Exactly the lines from the one containing "Enumerate this screenshot's" through the final line of the data are to be written out again, with nothing added.
━━━━━━━━
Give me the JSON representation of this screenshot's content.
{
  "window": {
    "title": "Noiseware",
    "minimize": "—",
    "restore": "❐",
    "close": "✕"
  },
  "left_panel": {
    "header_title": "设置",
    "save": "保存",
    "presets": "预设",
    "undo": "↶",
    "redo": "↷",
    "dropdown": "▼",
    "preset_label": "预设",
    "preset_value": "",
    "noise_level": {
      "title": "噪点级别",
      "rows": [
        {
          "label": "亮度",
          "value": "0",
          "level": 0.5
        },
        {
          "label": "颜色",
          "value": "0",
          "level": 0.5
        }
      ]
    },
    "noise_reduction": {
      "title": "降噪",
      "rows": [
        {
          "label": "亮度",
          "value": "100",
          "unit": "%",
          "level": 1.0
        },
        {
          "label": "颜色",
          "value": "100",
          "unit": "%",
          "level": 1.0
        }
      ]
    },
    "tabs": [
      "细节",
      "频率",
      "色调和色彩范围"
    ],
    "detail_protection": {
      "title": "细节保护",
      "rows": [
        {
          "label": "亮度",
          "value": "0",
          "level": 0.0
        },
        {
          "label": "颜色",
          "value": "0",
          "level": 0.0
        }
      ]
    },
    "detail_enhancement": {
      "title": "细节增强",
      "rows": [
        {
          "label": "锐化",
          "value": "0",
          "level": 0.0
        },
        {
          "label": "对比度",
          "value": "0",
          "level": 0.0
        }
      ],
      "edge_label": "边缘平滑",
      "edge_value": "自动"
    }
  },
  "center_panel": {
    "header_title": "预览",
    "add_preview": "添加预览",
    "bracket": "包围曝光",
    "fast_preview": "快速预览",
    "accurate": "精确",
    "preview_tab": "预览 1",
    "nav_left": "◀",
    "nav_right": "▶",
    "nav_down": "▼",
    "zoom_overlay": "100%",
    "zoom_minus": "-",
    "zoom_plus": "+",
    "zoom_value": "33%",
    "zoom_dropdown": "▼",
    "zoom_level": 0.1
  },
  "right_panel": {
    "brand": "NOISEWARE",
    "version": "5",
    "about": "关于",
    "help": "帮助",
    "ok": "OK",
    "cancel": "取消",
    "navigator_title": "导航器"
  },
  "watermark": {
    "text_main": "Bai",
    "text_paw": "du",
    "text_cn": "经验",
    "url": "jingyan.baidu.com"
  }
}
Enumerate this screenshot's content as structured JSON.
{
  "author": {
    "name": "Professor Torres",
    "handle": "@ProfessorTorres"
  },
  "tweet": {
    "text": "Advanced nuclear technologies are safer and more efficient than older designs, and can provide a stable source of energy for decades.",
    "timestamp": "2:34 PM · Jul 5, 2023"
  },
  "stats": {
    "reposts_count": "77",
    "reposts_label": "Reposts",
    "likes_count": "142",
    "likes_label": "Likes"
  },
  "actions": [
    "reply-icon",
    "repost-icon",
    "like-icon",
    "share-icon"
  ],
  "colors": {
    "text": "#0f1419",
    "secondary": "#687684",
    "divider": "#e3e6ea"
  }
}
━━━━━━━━
Task response:
Enumerate this screenshot's content as structured JSON.
{
  "author": {
    "name": "Professor Torres",
    "handle": "@ProfessorTorres"
  },
  "tweet": {
    "text": "Advanced nuclear technologies are safer and more efficient than older designs, and can provide a stable source of energy for decades.",
    "timestamp": "2:34 PM · Jul 5, 2023"
  },
  "stats": {
    "reposts_count": "77",
    "reposts_label": "Reposts",
    "likes_count": "142",
    "likes_label": "Likes"
  },
  "actions": [
    "reply-icon",
    "repost-icon",
    "like-icon",
    "share-icon"
  ],
  "colors": {
    "text": "#0f1419",
    "secondary": "#687684",
    "divider": "#e3e6ea"
  }
}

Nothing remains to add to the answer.